We set off home on Sunday morning with a view to staying in a hotel at La Rochelle on the way recommended by a man in a Ferrari which made me nervous but he assured me it wouldn't be too expensive as he also had a Jaguar. It poured down and I felt very sorry for those in open cars but again glad that we were not in HWM1. They seemed to survive. We took Trisha, to thank her for all the planning, to a very smart fish restaurant which had so many things hanging from the ceiling that it was like dining in a museum. Having dinner in a place like that with Humphrey Avon is an experience. He is just like Falstaff and does everything with such a flourish that his feeling of well being is contagious. After a brandy we drifted back to our hotel looking right over the bay and went to sleep to the sound of waves lapping below our window.

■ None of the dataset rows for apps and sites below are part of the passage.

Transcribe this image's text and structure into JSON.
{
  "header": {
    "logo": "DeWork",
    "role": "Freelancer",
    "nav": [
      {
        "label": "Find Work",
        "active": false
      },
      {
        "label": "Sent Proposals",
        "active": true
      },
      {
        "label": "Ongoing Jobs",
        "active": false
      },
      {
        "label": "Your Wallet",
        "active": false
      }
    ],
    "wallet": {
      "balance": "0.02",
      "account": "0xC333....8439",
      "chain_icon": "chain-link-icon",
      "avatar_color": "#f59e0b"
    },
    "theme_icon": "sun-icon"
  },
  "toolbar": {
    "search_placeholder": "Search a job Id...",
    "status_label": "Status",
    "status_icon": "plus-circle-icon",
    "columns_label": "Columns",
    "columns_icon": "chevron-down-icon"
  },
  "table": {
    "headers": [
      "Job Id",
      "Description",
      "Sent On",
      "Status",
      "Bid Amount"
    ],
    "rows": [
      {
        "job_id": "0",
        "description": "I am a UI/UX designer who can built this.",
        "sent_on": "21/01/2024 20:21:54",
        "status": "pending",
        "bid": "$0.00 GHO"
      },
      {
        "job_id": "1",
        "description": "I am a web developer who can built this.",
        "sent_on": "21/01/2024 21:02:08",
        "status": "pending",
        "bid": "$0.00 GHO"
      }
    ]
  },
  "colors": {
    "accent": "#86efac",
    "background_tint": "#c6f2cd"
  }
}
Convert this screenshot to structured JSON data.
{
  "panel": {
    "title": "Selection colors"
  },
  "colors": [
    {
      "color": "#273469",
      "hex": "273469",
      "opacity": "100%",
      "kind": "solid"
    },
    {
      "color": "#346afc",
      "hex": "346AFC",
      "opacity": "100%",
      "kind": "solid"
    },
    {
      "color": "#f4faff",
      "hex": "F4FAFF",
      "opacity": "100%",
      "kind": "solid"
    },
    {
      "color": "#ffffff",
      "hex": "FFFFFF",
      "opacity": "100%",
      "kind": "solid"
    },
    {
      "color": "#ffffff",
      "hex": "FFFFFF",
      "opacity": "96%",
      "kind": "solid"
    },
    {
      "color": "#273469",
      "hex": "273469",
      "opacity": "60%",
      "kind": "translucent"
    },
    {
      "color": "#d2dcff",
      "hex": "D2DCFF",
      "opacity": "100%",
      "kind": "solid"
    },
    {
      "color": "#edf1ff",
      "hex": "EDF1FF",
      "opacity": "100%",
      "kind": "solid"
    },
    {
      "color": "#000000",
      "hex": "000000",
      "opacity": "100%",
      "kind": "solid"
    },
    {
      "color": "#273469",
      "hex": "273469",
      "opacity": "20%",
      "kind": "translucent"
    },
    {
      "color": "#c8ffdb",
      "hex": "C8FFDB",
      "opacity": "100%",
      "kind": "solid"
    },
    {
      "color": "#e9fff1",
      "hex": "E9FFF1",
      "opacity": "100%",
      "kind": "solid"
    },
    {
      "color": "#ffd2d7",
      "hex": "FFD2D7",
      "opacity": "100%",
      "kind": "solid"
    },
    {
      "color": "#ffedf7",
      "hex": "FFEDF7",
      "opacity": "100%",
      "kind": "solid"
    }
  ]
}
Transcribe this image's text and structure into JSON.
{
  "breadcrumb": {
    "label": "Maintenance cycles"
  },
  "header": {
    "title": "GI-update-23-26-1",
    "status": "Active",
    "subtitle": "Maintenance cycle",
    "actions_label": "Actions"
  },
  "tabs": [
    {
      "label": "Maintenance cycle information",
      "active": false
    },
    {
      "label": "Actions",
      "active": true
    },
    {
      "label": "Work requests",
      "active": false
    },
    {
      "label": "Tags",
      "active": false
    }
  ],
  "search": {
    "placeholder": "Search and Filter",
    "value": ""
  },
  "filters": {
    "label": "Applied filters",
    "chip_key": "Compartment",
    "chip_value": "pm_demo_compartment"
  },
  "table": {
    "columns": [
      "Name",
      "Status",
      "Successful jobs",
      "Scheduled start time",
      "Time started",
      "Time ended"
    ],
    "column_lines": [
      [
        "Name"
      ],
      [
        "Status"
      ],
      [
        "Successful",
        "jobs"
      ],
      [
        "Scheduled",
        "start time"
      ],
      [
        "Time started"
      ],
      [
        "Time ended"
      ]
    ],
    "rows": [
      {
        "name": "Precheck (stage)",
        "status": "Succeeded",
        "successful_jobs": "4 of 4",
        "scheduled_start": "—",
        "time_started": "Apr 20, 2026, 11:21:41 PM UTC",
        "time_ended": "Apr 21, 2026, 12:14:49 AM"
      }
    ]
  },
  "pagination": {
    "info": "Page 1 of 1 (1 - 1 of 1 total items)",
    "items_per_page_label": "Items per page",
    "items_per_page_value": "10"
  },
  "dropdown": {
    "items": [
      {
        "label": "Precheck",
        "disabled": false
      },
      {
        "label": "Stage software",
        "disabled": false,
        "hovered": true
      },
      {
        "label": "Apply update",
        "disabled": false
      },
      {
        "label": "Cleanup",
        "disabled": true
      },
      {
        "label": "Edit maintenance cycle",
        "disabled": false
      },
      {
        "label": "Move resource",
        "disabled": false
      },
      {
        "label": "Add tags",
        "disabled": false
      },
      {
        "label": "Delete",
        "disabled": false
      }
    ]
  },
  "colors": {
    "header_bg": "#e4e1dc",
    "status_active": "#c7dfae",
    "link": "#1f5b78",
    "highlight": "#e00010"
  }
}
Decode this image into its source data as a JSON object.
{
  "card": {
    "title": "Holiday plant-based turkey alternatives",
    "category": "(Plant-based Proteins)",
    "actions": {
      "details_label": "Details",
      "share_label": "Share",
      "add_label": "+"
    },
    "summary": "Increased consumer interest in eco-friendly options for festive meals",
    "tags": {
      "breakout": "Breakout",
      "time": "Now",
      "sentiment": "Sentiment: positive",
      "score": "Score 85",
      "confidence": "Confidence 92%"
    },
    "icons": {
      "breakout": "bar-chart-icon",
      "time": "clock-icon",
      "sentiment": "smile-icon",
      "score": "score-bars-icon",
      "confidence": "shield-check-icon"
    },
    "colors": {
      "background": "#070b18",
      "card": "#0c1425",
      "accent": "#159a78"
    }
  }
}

Drove up the coast and met in the bar, of course, of the overnight boat. We were woken at 0500 UK time and were on our way by 0630.
A very good trip. Some great roads and a happy bunch of people. We did 2,750 miles without any significant problem and averaged a fraction under 23 mpg which wasn't bad considering the amount of first gear hairpins we squealed round.
Those present were: Humphrey & Margrit Avon - AC, Alex & Jane Boswell, Stephen Curtis, Martin & Sue Morris and Richard & Trisha Pilkington all in Frazer Nashes, Nick Rossi - C type, Geoff & Doreen Stamper - TR3A/Renault Twingo and Chris and Sandy Wilson - Lancia Stratos, plus François d'Huart and Anne for part of the rally in his Talbot Lago.
Verdict - let's go back to Northern Spain as a great driving place before something spoils it.


Trisha adds: Our Frazer Nash broke down half way down France, en route for Carcassone and the start of the rally. The problem was a broken suspension arm, linking torsion bar to axle. There was no way of effecting temporary repair, so the correct part was essential. On the Sebring this is a Bristol bit, grafted onto an Austin axle. Luckily Martin Morris had not left home and stripped an old axle for a spare part - delivered "next day". A great relief - the thought of delivering all the route maps etc. to everyone in a Twingo and then doing our rally in it was alarming to put it mildly - thanks Martin!